Colombia’s Grim Milestone: Colombia reached 1 million confirmed cases over the weekend, becoming the second country in Latin America to report that number in less than a week. The nation of 50 million saw cases peak in August but still registers around 8,000 new infections a day. Argentina hit 1 million cases on Monday and Peru and Mexico are expected to reach the bleak marker in weeks. Brazil ranks third worldwide in the number of cases and passed 1 million confirmed infections as far back as June.
- Sri Lanka’s Parliament has been closed for disinfection after a police officer at the complex tested positive amid a new surge of the virus in the country.
- Australia’s former coronavirus hot spot of Melbourne will largely emerge from its lockdown after the city recorded its first day without a new COVID-19 case in more than four months.
AP PHOTO/JOSE LUIS MAGANA
Pope Francis has named 13 new cardinals, including Washington D.C. Archbishop Wilton Gregory, who would become the first Black U.S. prelate to earn the coveted red hat.
In a surprise announcement to the faithful in St. Peter’s Square, Francis said the churchmen would be elevated in a ceremony on Nov. 28, Frances D’Émilio reports.
Gregory’s ascension elevates a leader who has drawn praise for his handling of the sexual abuse scandal that has roiled the church. The Washington-area archbishop also has spoken out about the importance of Catholic leaders working to combat the sin of racial discrimination, Elana Schor reports.
The selection of Gregory won praise from LGBT advocates in the United States, days after Francis grabbed headlines for voicing support for civil unions for gay couples.
Other Top Stories

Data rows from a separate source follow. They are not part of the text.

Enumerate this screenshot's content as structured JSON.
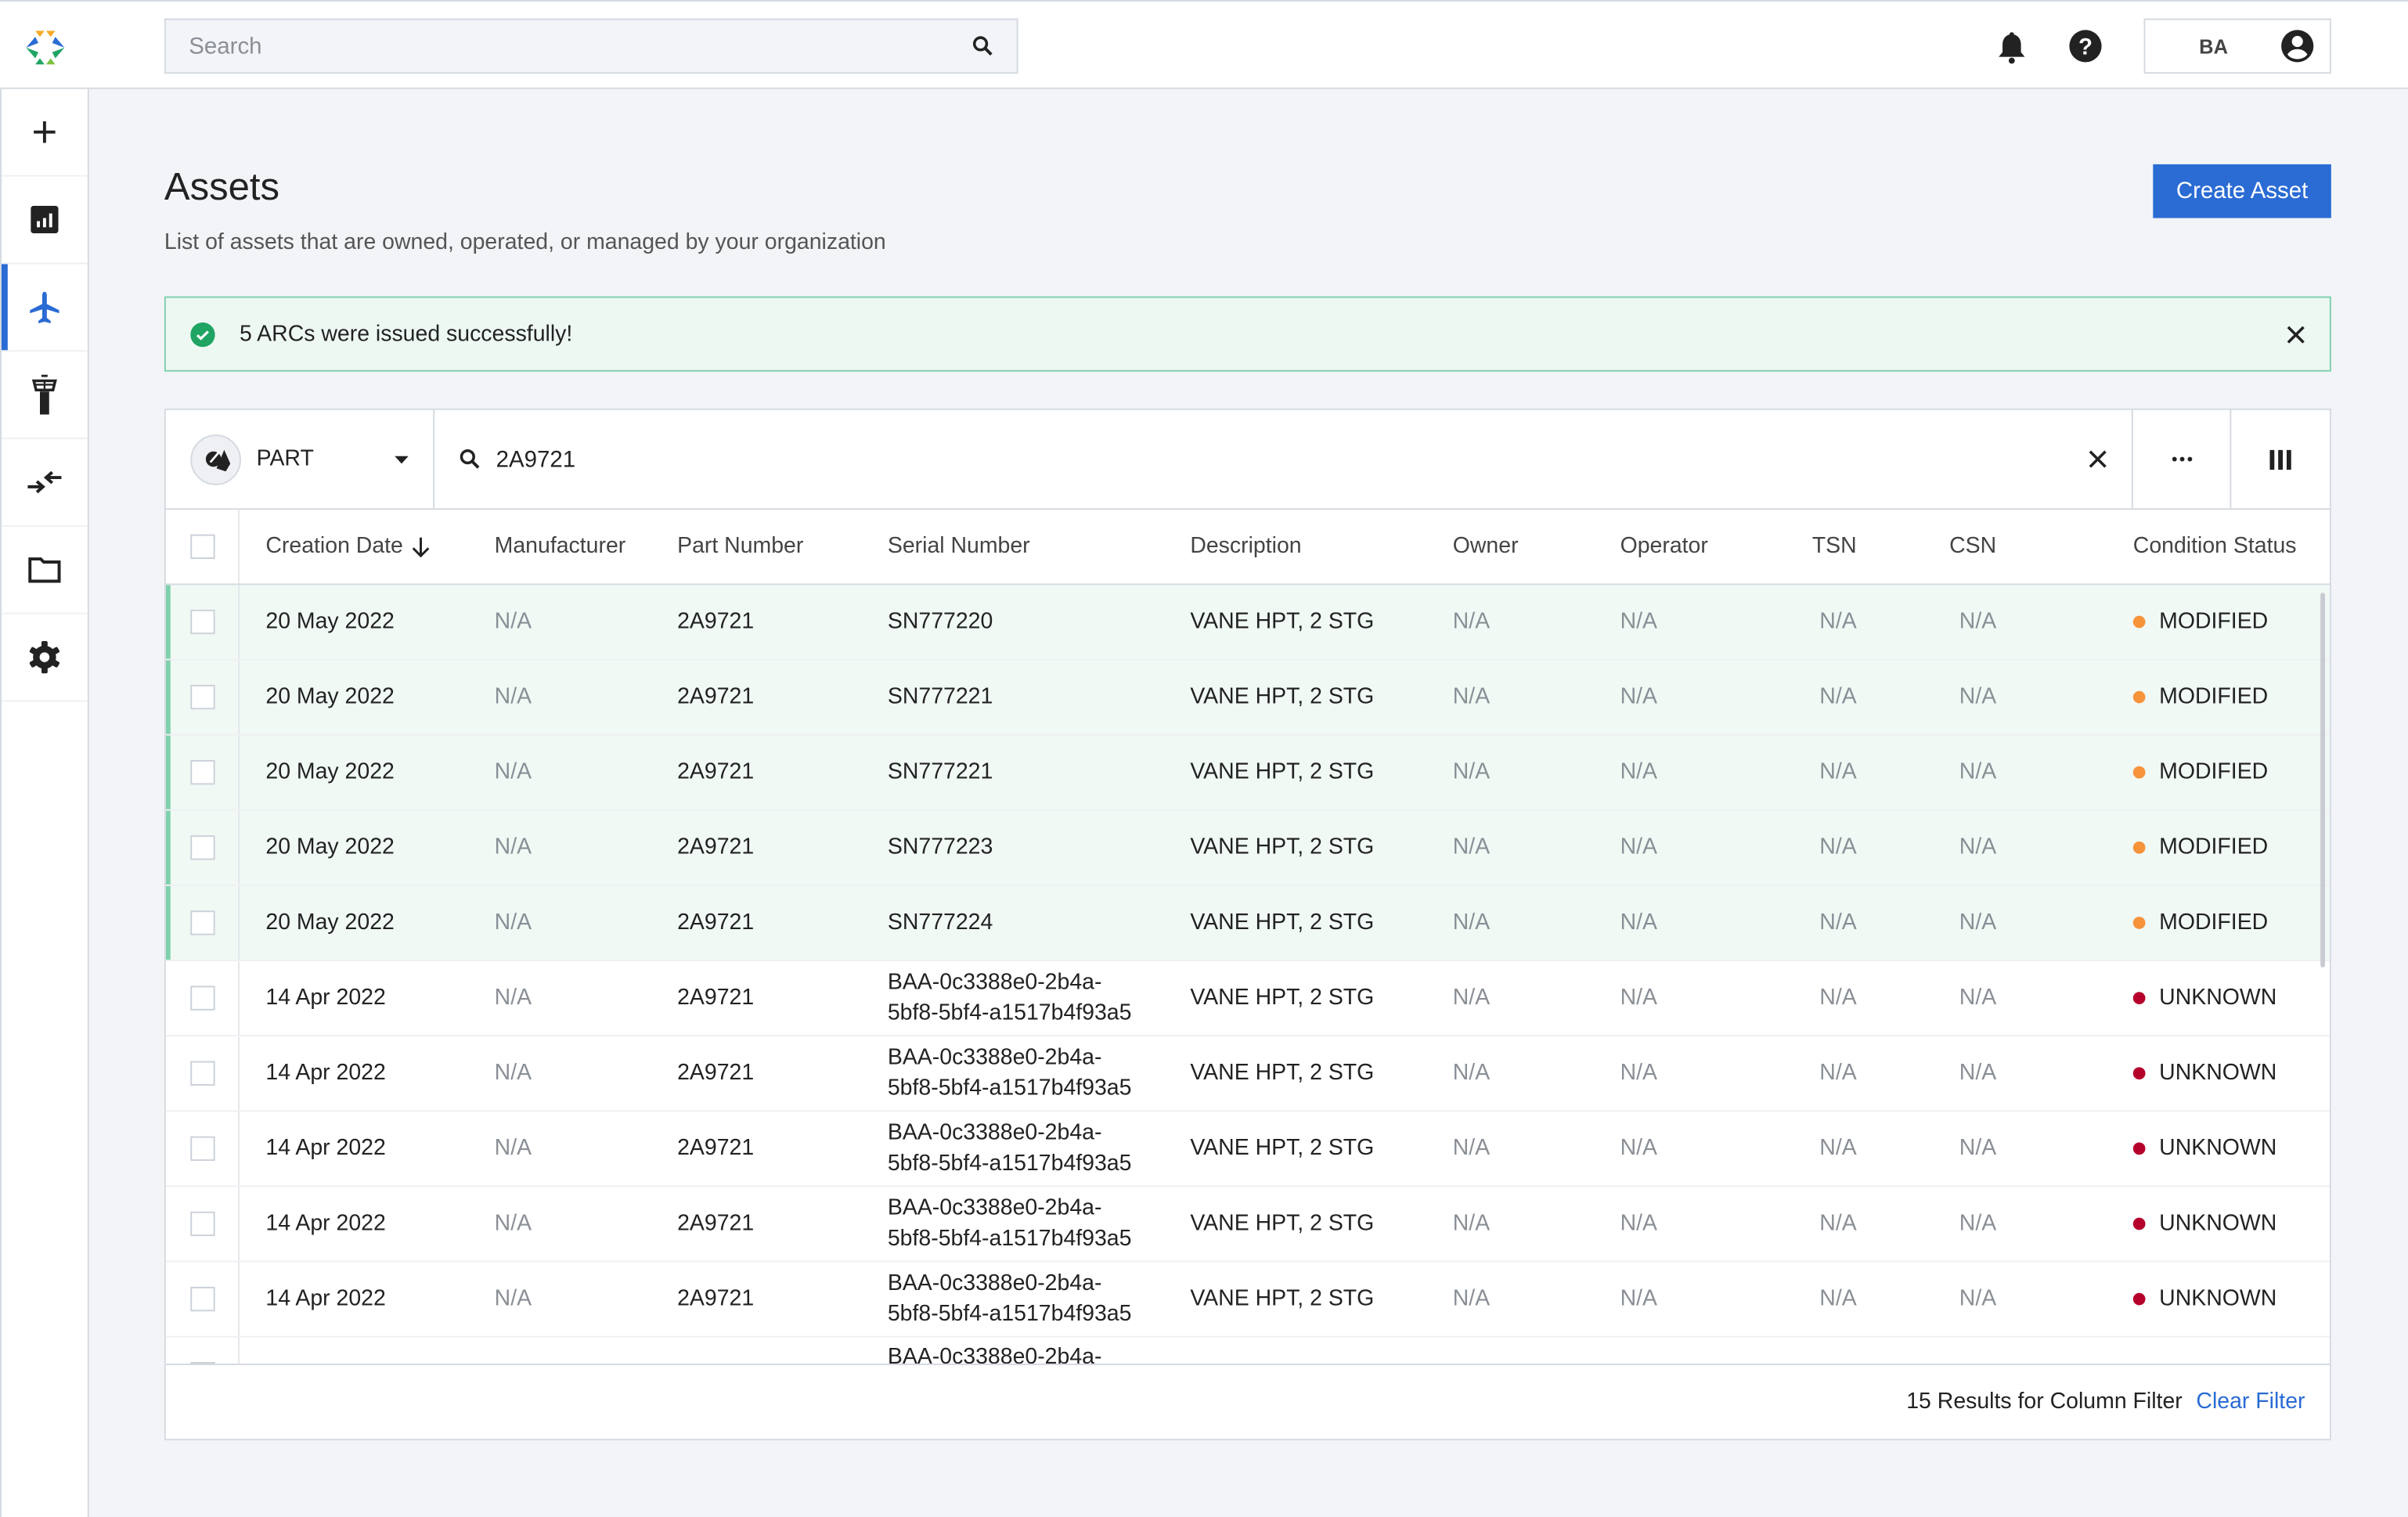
{
  "header": {
    "search_placeholder": "Search",
    "user_initials": "BA"
  },
  "sidebar": {
    "items": [
      {
        "icon": "plus-icon"
      },
      {
        "icon": "chart-icon"
      },
      {
        "icon": "airplane-icon",
        "active": true
      },
      {
        "icon": "control-tower-icon"
      },
      {
        "icon": "compare-arrows-icon"
      },
      {
        "icon": "folder-icon"
      },
      {
        "icon": "gear-icon"
      }
    ]
  },
  "page": {
    "title": "Assets",
    "subtitle": "List of assets that are owned, operated, or managed by your organization",
    "create_label": "Create Asset"
  },
  "alert": {
    "message": "5 ARCs were issued successfully!"
  },
  "filter": {
    "type": "PART",
    "query": "2A9721"
  },
  "table": {
    "columns": [
      "Creation Date",
      "Manufacturer",
      "Part Number",
      "Serial Number",
      "Description",
      "Owner",
      "Operator",
      "TSN",
      "CSN",
      "Condition Status"
    ],
    "sort_column": "Creation Date",
    "sort_direction": "descending",
    "rows": [
      {
        "date": "20 May 2022",
        "manufacturer": "N/A",
        "part": "2A9721",
        "serial": "SN777220",
        "serial2": "",
        "description": "VANE HPT, 2 STG",
        "owner": "N/A",
        "operator": "N/A",
        "tsn": "N/A",
        "csn": "N/A",
        "status": "MODIFIED",
        "highlight": true
      },
      {
        "date": "20 May 2022",
        "manufacturer": "N/A",
        "part": "2A9721",
        "serial": "SN777221",
        "serial2": "",
        "description": "VANE HPT, 2 STG",
        "owner": "N/A",
        "operator": "N/A",
        "tsn": "N/A",
        "csn": "N/A",
        "status": "MODIFIED",
        "highlight": true
      },
      {
        "date": "20 May 2022",
        "manufacturer": "N/A",
        "part": "2A9721",
        "serial": "SN777221",
        "serial2": "",
        "description": "VANE HPT, 2 STG",
        "owner": "N/A",
        "operator": "N/A",
        "tsn": "N/A",
        "csn": "N/A",
        "status": "MODIFIED",
        "highlight": true
      },
      {
        "date": "20 May 2022",
        "manufacturer": "N/A",
        "part": "2A9721",
        "serial": "SN777223",
        "serial2": "",
        "description": "VANE HPT, 2 STG",
        "owner": "N/A",
        "operator": "N/A",
        "tsn": "N/A",
        "csn": "N/A",
        "status": "MODIFIED",
        "highlight": true
      },
      {
        "date": "20 May 2022",
        "manufacturer": "N/A",
        "part": "2A9721",
        "serial": "SN777224",
        "serial2": "",
        "description": "VANE HPT, 2 STG",
        "owner": "N/A",
        "operator": "N/A",
        "tsn": "N/A",
        "csn": "N/A",
        "status": "MODIFIED",
        "highlight": true
      },
      {
        "date": "14 Apr 2022",
        "manufacturer": "N/A",
        "part": "2A9721",
        "serial": "BAA-0c3388e0-2b4a-",
        "serial2": "5bf8-5bf4-a1517b4f93a5",
        "description": "VANE HPT, 2 STG",
        "owner": "N/A",
        "operator": "N/A",
        "tsn": "N/A",
        "csn": "N/A",
        "status": "UNKNOWN",
        "highlight": false
      },
      {
        "date": "14 Apr 2022",
        "manufacturer": "N/A",
        "part": "2A9721",
        "serial": "BAA-0c3388e0-2b4a-",
        "serial2": "5bf8-5bf4-a1517b4f93a5",
        "description": "VANE HPT, 2 STG",
        "owner": "N/A",
        "operator": "N/A",
        "tsn": "N/A",
        "csn": "N/A",
        "status": "UNKNOWN",
        "highlight": false
      },
      {
        "date": "14 Apr 2022",
        "manufacturer": "N/A",
        "part": "2A9721",
        "serial": "BAA-0c3388e0-2b4a-",
        "serial2": "5bf8-5bf4-a1517b4f93a5",
        "description": "VANE HPT, 2 STG",
        "owner": "N/A",
        "operator": "N/A",
        "tsn": "N/A",
        "csn": "N/A",
        "status": "UNKNOWN",
        "highlight": false
      },
      {
        "date": "14 Apr 2022",
        "manufacturer": "N/A",
        "part": "2A9721",
        "serial": "BAA-0c3388e0-2b4a-",
        "serial2": "5bf8-5bf4-a1517b4f93a5",
        "description": "VANE HPT, 2 STG",
        "owner": "N/A",
        "operator": "N/A",
        "tsn": "N/A",
        "csn": "N/A",
        "status": "UNKNOWN",
        "highlight": false
      },
      {
        "date": "14 Apr 2022",
        "manufacturer": "N/A",
        "part": "2A9721",
        "serial": "BAA-0c3388e0-2b4a-",
        "serial2": "5bf8-5bf4-a1517b4f93a5",
        "description": "VANE HPT, 2 STG",
        "owner": "N/A",
        "operator": "N/A",
        "tsn": "N/A",
        "csn": "N/A",
        "status": "UNKNOWN",
        "highlight": false
      },
      {
        "date": "",
        "manufacturer": "",
        "part": "",
        "serial": "BAA-0c3388e0-2b4a-",
        "serial2": "",
        "description": "",
        "owner": "",
        "operator": "",
        "tsn": "",
        "csn": "",
        "status": "",
        "highlight": false
      }
    ]
  },
  "footer": {
    "results_text": "15 Results for Column Filter",
    "clear_label": "Clear Filter"
  },
  "colors": {
    "accent": "#2a6bd4",
    "success": "#1fa463",
    "modified": "#f7933b",
    "unknown": "#b5002b",
    "highlight_bg": "#f1f9f5"
  }
}
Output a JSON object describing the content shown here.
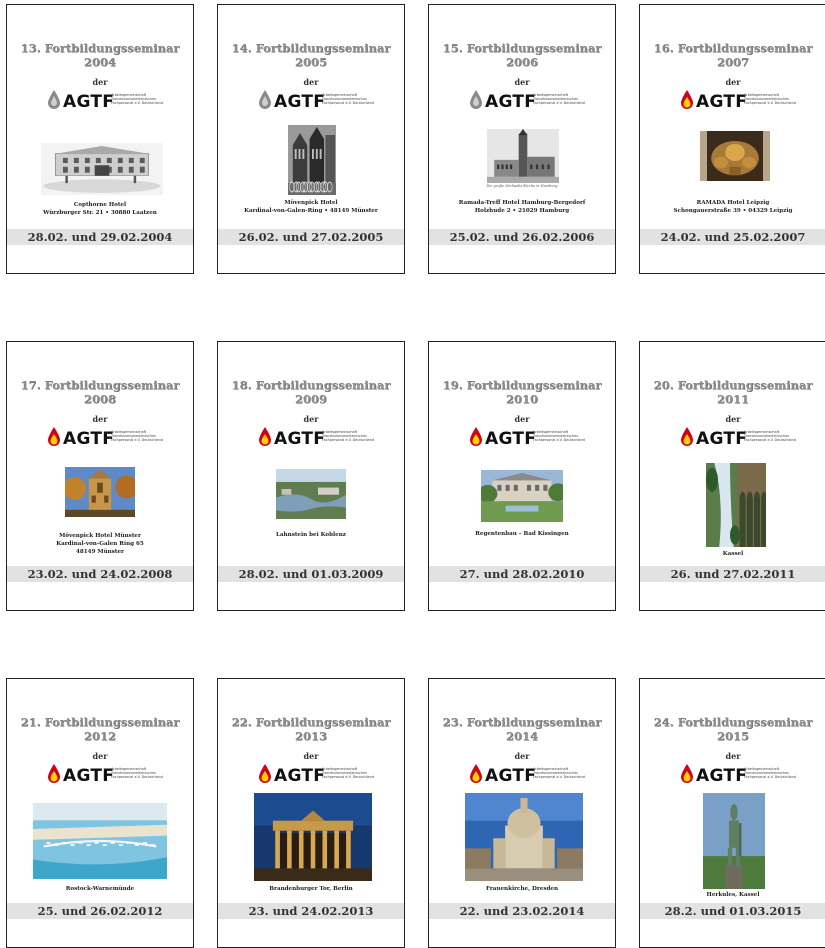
{
  "logo": {
    "text": "AGTF",
    "small_text": "Arbeitsgemeinschaft Transfusionsmedizinisches Fachpersonal e.V. Deutschland"
  },
  "colors": {
    "title_gray": "#8e8e8e",
    "date_bar": "#e2e2e2",
    "drop_gray": "#8a8a8a",
    "drop_red": "#d4001a",
    "drop_yellow": "#ffd200"
  },
  "cards": [
    {
      "title1": "13. Fortbildungsseminar",
      "year": "2004",
      "der": "der",
      "caption": [
        "Copthorne Hotel",
        "Würzburger Str. 21  •  30880 Laatzen"
      ],
      "date": "28.02. und 29.02.2004",
      "photo_caption": "",
      "icon": "gray-drop-icon",
      "photo": "hotel-building-sketch"
    },
    {
      "title1": "14. Fortbildungsseminar",
      "year": "2005",
      "der": "der",
      "caption": [
        "Mövenpick Hotel",
        "Kardinal-von-Galen-Ring • 48149 Münster"
      ],
      "date": "26.02. und 27.02.2005",
      "photo_caption": "",
      "icon": "gray-drop-icon",
      "photo": "muenster-bikes-bw"
    },
    {
      "title1": "15. Fortbildungsseminar",
      "year": "2006",
      "der": "der",
      "caption": [
        "Ramada-Treff Hotel Hamburg-Bergedorf",
        "Holzhude 2 • 21029 Hamburg"
      ],
      "date": "25.02. und 26.02.2006",
      "photo_caption": "Die große Michaelis-Kirche in Hamburg",
      "icon": "gray-drop-icon",
      "photo": "michel-church-bw"
    },
    {
      "title1": "16. Fortbildungsseminar",
      "year": "2007",
      "der": "der",
      "caption": [
        "RAMADA Hotel Leipzig",
        "Schongauerstraße 39 • 04329 Leipzig"
      ],
      "date": "24.02. und 25.02.2007",
      "photo_caption": "",
      "icon": "red-drop-icon",
      "photo": "golden-sculpture"
    },
    {
      "title1": "17. Fortbildungsseminar",
      "year": "2008",
      "der": "der",
      "caption": [
        "Mövenpick Hotel Münster",
        "Kardinal-von-Galen Ring 65",
        "48149 Münster"
      ],
      "date": "23.02. und 24.02.2008",
      "photo_caption": "",
      "icon": "red-drop-icon",
      "photo": "cathedral-autumn"
    },
    {
      "title1": "18. Fortbildungsseminar",
      "year": "2009",
      "der": "der",
      "caption": [
        "Lahnstein bei Koblenz"
      ],
      "date": "28.02. und 01.03.2009",
      "photo_caption": "",
      "icon": "red-drop-icon",
      "photo": "river-confluence"
    },
    {
      "title1": "19. Fortbildungsseminar",
      "year": "2010",
      "der": "der",
      "caption": [
        "Regentenbau – Bad Kissingen"
      ],
      "date": "27. und 28.02.2010",
      "photo_caption": "",
      "icon": "red-drop-icon",
      "photo": "park-building"
    },
    {
      "title1": "20. Fortbildungsseminar",
      "year": "2011",
      "der": "der",
      "caption": [
        "Kassel"
      ],
      "date": "26. und 27.02.2011",
      "photo_caption": "",
      "icon": "red-drop-icon",
      "photo": "waterfall-aqueduct"
    },
    {
      "title1": "21. Fortbildungsseminar",
      "year": "2012",
      "der": "der",
      "caption": [
        "Rostock-Warnemünde"
      ],
      "date": "25. und 26.02.2012",
      "photo_caption": "",
      "icon": "red-drop-icon",
      "photo": "harbor-aerial"
    },
    {
      "title1": "22. Fortbildungsseminar",
      "year": "2013",
      "der": "der",
      "caption": [
        "Brandenburger Tor, Berlin"
      ],
      "date": "23. und 24.02.2013",
      "photo_caption": "",
      "icon": "red-drop-icon",
      "photo": "brandenburg-gate-night"
    },
    {
      "title1": "23. Fortbildungsseminar",
      "year": "2014",
      "der": "der",
      "caption": [
        "Frauenkirche, Dresden"
      ],
      "date": "22. und 23.02.2014",
      "photo_caption": "",
      "icon": "red-drop-icon",
      "photo": "frauenkirche"
    },
    {
      "title1": "24. Fortbildungsseminar",
      "year": "2015",
      "der": "der",
      "caption": [
        "Herkules, Kassel"
      ],
      "date": "28.2. und 01.03.2015",
      "photo_caption": "",
      "icon": "red-drop-icon",
      "photo": "hercules-statue"
    }
  ]
}
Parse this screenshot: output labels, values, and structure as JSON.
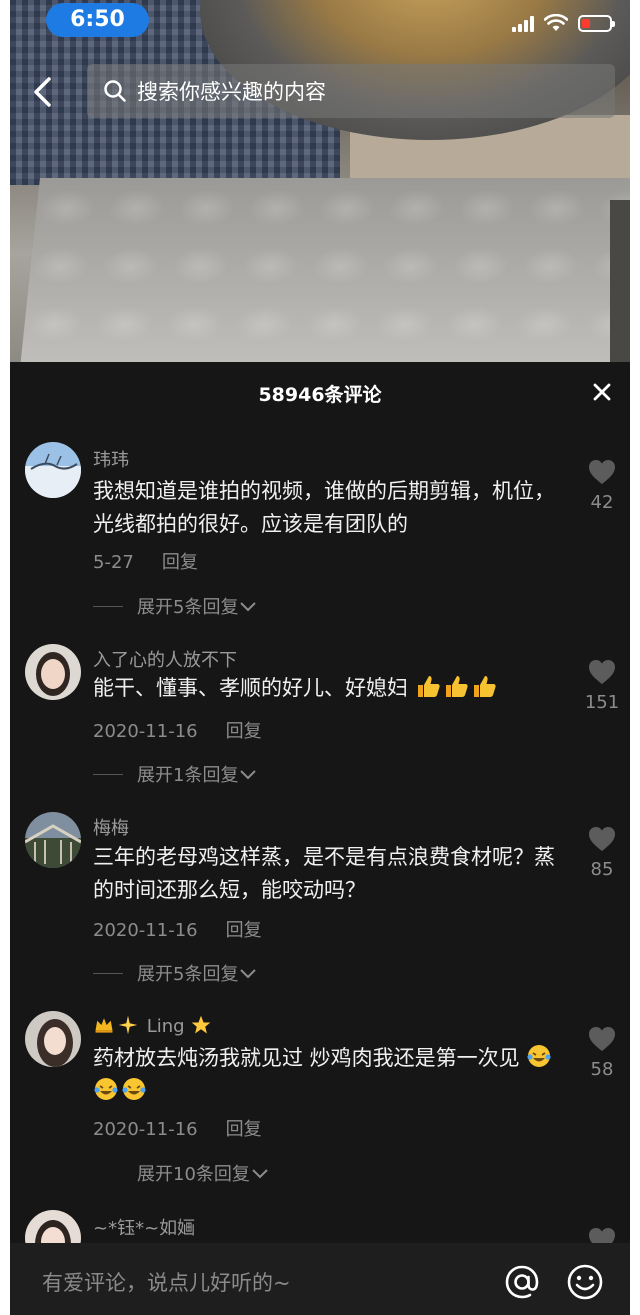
{
  "status_bar": {
    "time": "6:50",
    "battery_level": 0.25,
    "battery_color": "#ff3b30"
  },
  "search": {
    "placeholder": "搜索你感兴趣的内容"
  },
  "comments_panel": {
    "title": "58946条评论",
    "comments": [
      {
        "username": "玮玮",
        "text": "我想知道是谁拍的视频，谁做的后期剪辑，机位，光线都拍的很好。应该是有团队的",
        "date": "5-27",
        "reply_label": "回复",
        "expand_label": "展开5条回复",
        "likes": "42"
      },
      {
        "username": "入了心的人放不下",
        "text": "能干、懂事、孝顺的好儿、好媳妇",
        "emojis": [
          "thumbs-up",
          "thumbs-up",
          "thumbs-up"
        ],
        "date": "2020-11-16",
        "reply_label": "回复",
        "expand_label": "展开1条回复",
        "likes": "151"
      },
      {
        "username": "梅梅",
        "text": "三年的老母鸡这样蒸，是不是有点浪费食材呢？蒸的时间还那么短，能咬动吗？",
        "date": "2020-11-16",
        "reply_label": "回复",
        "expand_label": "展开5条回复",
        "likes": "85"
      },
      {
        "username": "Ling",
        "username_emojis": [
          "crown",
          "sparkles",
          "star"
        ],
        "text": "药材放去炖汤我就见过 炒鸡肉我还是第一次见",
        "emojis": [
          "laughing-tears",
          "laughing-tears",
          "laughing-tears"
        ],
        "date": "2020-11-16",
        "reply_label": "回复",
        "expand_label": "展开10条回复",
        "likes": "58"
      },
      {
        "username": "~*钰*~如婳"
      }
    ]
  },
  "input_bar": {
    "placeholder": "有爱评论，说点儿好听的~"
  },
  "icons": [
    "back-arrow-icon",
    "search-icon",
    "close-icon",
    "heart-icon",
    "chevron-down-icon",
    "at-icon",
    "emoji-icon"
  ]
}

A deeply torn Senate is set to confirm Amy Coney Barrett to the Supreme Court. Republicans are overpowering Democratic opposition to vote today on President Trump’s nominee before Election Day. Barrett’s confirmation was hardly in doubt as Senate Republicans seized the opportunity to install a third Trump justice, securing a conservative court majority for the foreseeable future. With no real power to stop the vote, Democrats argue the winner of the Nov. 3 election should choose the nominee to replace the late Justice Ruth Bader Ginsburg.
Armenia and Azerbaijan have accused each other of violating the new U.S.-brokered cease-fire aimed to halt the fighting over the separatist region of Nagorno-Karabakh. The truce that began earlier this morning was announced Sunday after talks facilitated by the United States. It was a third attempt to establish a lasting cease-fire in the flare-up of a decades-old conflict that has left hundreds, if not thousands, dead in the last month. The truce was challenged quickly by accusations from both sides. Nagorno-Karabakh lies within Azerbaijan but has been under the control of ethnic Armenian forces backed by Armenia since 1994.
A fast-moving typhoon has forced thousands of villagers to flee to safety in provinces south of the Philippine capital. It flooded rural villages, ripped off roofs, toppled trees and electric posts and knocked out power in several towns. There were no immediate reports of casualties from Typhoon Molave but authorities reported at least one person was missing and seven others were rescued after their yacht sank. The typhoon has sustained winds of 77 mph and is expected to start blowing out of the country into the South China Sea.
Tropical Storm Zeta is expected to become a hurricane as it heads toward the eastern end of Mexico’s resort-dotted Yucatan Peninsula and then toward a possible landfall on the central U.S. Gulf Coast at midweek. Zeta became the earliest ever 27th named storm of the Atlantic season. It was centered 260 miles southeast of Cozumel island with maximum sustained winds of 60 mph. Though nearly stationary, the storm is expected to begin advancing over the Yucatan Peninsula, then head into the Gulf of Mexico and approach the U.S. Gulf Coast by Wednesday.